Data to use:
****************************************

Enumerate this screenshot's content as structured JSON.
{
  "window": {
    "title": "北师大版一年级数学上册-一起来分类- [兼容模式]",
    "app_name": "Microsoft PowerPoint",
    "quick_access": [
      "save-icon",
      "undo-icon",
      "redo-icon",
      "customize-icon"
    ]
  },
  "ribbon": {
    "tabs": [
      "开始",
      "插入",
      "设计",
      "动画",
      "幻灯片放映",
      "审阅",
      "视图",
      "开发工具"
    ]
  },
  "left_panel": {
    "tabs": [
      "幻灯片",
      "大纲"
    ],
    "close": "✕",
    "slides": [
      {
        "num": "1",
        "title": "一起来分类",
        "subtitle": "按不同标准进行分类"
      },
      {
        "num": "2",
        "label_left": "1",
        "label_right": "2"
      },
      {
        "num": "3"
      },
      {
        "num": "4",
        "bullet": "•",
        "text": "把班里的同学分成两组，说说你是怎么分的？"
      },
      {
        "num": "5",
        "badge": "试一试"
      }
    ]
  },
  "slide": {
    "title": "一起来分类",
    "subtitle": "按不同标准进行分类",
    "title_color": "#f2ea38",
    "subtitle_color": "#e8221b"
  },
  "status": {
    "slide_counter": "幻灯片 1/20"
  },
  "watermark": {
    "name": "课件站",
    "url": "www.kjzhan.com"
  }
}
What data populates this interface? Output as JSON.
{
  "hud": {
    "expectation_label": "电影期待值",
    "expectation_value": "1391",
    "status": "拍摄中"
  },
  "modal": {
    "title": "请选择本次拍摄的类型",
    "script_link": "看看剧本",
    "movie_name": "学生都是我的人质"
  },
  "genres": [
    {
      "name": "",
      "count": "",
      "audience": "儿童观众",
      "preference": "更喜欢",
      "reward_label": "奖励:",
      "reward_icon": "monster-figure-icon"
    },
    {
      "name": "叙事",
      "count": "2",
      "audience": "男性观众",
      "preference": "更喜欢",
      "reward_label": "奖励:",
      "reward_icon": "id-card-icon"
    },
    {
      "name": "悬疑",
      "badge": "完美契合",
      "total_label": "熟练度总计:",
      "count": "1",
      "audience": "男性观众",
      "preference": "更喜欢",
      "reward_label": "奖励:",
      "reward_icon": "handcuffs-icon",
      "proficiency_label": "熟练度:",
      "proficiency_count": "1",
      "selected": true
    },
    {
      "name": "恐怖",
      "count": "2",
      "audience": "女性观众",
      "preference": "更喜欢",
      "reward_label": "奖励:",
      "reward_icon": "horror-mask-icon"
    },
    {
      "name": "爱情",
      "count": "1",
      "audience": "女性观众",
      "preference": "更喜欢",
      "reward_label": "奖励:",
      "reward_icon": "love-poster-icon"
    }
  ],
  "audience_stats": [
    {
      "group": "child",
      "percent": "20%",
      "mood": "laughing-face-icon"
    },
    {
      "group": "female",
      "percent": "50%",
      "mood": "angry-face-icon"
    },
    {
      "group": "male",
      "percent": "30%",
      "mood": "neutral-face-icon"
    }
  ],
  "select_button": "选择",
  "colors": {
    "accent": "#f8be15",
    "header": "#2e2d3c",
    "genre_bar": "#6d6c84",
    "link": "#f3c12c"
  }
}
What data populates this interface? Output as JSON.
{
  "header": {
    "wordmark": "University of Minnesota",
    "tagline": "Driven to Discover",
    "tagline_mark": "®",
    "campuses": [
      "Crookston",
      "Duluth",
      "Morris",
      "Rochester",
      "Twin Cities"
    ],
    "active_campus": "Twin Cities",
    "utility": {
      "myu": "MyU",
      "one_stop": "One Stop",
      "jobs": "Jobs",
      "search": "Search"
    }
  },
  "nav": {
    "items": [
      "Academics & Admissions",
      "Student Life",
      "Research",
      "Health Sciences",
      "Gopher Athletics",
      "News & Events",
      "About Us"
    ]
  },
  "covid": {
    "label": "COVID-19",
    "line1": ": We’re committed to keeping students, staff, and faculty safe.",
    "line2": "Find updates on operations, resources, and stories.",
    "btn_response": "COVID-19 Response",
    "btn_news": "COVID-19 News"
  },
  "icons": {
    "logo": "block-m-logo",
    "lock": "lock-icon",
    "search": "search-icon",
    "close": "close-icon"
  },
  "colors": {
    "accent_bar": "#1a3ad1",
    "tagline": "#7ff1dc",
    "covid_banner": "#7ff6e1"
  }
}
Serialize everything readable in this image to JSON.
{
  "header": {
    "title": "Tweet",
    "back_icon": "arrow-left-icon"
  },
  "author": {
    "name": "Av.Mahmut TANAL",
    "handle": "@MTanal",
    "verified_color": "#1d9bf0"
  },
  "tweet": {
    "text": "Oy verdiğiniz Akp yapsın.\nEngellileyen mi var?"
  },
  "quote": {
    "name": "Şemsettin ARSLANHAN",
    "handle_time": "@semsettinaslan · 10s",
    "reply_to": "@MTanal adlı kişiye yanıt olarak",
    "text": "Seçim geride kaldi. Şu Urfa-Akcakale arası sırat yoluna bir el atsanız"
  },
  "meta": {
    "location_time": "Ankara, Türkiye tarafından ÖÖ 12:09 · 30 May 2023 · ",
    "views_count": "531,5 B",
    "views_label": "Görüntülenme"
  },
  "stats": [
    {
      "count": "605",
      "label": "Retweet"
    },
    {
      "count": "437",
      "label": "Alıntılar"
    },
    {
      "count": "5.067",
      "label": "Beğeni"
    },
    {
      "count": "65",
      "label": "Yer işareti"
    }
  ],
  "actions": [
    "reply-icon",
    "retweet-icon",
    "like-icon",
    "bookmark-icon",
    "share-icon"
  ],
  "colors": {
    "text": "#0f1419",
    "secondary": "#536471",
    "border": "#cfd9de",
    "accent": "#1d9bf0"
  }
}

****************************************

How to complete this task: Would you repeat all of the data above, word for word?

Response:
Enumerate this screenshot's content as structured JSON.
{
  "window": {
    "title": "北师大版一年级数学上册-一起来分类- [兼容模式]",
    "app_name": "Microsoft PowerPoint",
    "quick_access": [
      "save-icon",
      "undo-icon",
      "redo-icon",
      "customize-icon"
    ]
  },
  "ribbon": {
    "tabs": [
      "开始",
      "插入",
      "设计",
      "动画",
      "幻灯片放映",
      "审阅",
      "视图",
      "开发工具"
    ]
  },
  "left_panel": {
    "tabs": [
      "幻灯片",
      "大纲"
    ],
    "close": "✕",
    "slides": [
      {
        "num": "1",
        "title": "一起来分类",
        "subtitle": "按不同标准进行分类"
      },
      {
        "num": "2",
        "label_left": "1",
        "label_right": "2"
      },
      {
        "num": "3"
      },
      {
        "num": "4",
        "bullet": "•",
        "text": "把班里的同学分成两组，说说你是怎么分的？"
      },
      {
        "num": "5",
        "badge": "试一试"
      }
    ]
  },
  "slide": {
    "title": "一起来分类",
    "subtitle": "按不同标准进行分类",
    "title_color": "#f2ea38",
    "subtitle_color": "#e8221b"
  },
  "status": {
    "slide_counter": "幻灯片 1/20"
  },
  "watermark": {
    "name": "课件站",
    "url": "www.kjzhan.com"
  }
}
What data populates this interface? Output as JSON.
{
  "hud": {
    "expectation_label": "电影期待值",
    "expectation_value": "1391",
    "status": "拍摄中"
  },
  "modal": {
    "title": "请选择本次拍摄的类型",
    "script_link": "看看剧本",
    "movie_name": "学生都是我的人质"
  },
  "genres": [
    {
      "name": "",
      "count": "",
      "audience": "儿童观众",
      "preference": "更喜欢",
      "reward_label": "奖励:",
      "reward_icon": "monster-figure-icon"
    },
    {
      "name": "叙事",
      "count": "2",
      "audience": "男性观众",
      "preference": "更喜欢",
      "reward_label": "奖励:",
      "reward_icon": "id-card-icon"
    },
    {
      "name": "悬疑",
      "badge": "完美契合",
      "total_label": "熟练度总计:",
      "count": "1",
      "audience": "男性观众",
      "preference": "更喜欢",
      "reward_label": "奖励:",
      "reward_icon": "handcuffs-icon",
      "proficiency_label": "熟练度:",
      "proficiency_count": "1",
      "selected": true
    },
    {
      "name": "恐怖",
      "count": "2",
      "audience": "女性观众",
      "preference": "更喜欢",
      "reward_label": "奖励:",
      "reward_icon": "horror-mask-icon"
    },
    {
      "name": "爱情",
      "count": "1",
      "audience": "女性观众",
      "preference": "更喜欢",
      "reward_label": "奖励:",
      "reward_icon": "love-poster-icon"
    }
  ],
  "audience_stats": [
    {
      "group": "child",
      "percent": "20%",
      "mood": "laughing-face-icon"
    },
    {
      "group": "female",
      "percent": "50%",
      "mood": "angry-face-icon"
    },
    {
      "group": "male",
      "percent": "30%",
      "mood": "neutral-face-icon"
    }
  ],
  "select_button": "选择",
  "colors": {
    "accent": "#f8be15",
    "header": "#2e2d3c",
    "genre_bar": "#6d6c84",
    "link": "#f3c12c"
  }
}
What data populates this interface? Output as JSON.
{
  "header": {
    "wordmark": "University of Minnesota",
    "tagline": "Driven to Discover",
    "tagline_mark": "®",
    "campuses": [
      "Crookston",
      "Duluth",
      "Morris",
      "Rochester",
      "Twin Cities"
    ],
    "active_campus": "Twin Cities",
    "utility": {
      "myu": "MyU",
      "one_stop": "One Stop",
      "jobs": "Jobs",
      "search": "Search"
    }
  },
  "nav": {
    "items": [
      "Academics & Admissions",
      "Student Life",
      "Research",
      "Health Sciences",
      "Gopher Athletics",
      "News & Events",
      "About Us"
    ]
  },
  "covid": {
    "label": "COVID-19",
    "line1": ": We’re committed to keeping students, staff, and faculty safe.",
    "line2": "Find updates on operations, resources, and stories.",
    "btn_response": "COVID-19 Response",
    "btn_news": "COVID-19 News"
  },
  "icons": {
    "logo": "block-m-logo",
    "lock": "lock-icon",
    "search": "search-icon",
    "close": "close-icon"
  },
  "colors": {
    "accent_bar": "#1a3ad1",
    "tagline": "#7ff1dc",
    "covid_banner": "#7ff6e1"
  }
}
Serialize everything readable in this image to JSON.
{
  "header": {
    "title": "Tweet",
    "back_icon": "arrow-left-icon"
  },
  "author": {
    "name": "Av.Mahmut TANAL",
    "handle": "@MTanal",
    "verified_color": "#1d9bf0"
  },
  "tweet": {
    "text": "Oy verdiğiniz Akp yapsın.\nEngellileyen mi var?"
  },
  "quote": {
    "name": "Şemsettin ARSLANHAN",
    "handle_time": "@semsettinaslan · 10s",
    "reply_to": "@MTanal adlı kişiye yanıt olarak",
    "text": "Seçim geride kaldi. Şu Urfa-Akcakale arası sırat yoluna bir el atsanız"
  },
  "meta": {
    "location_time": "Ankara, Türkiye tarafından ÖÖ 12:09 · 30 May 2023 · ",
    "views_count": "531,5 B",
    "views_label": "Görüntülenme"
  },
  "stats": [
    {
      "count": "605",
      "label": "Retweet"
    },
    {
      "count": "437",
      "label": "Alıntılar"
    },
    {
      "count": "5.067",
      "label": "Beğeni"
    },
    {
      "count": "65",
      "label": "Yer işareti"
    }
  ],
  "actions": [
    "reply-icon",
    "retweet-icon",
    "like-icon",
    "bookmark-icon",
    "share-icon"
  ],
  "colors": {
    "text": "#0f1419",
    "secondary": "#536471",
    "border": "#cfd9de",
    "accent": "#1d9bf0"
  }
}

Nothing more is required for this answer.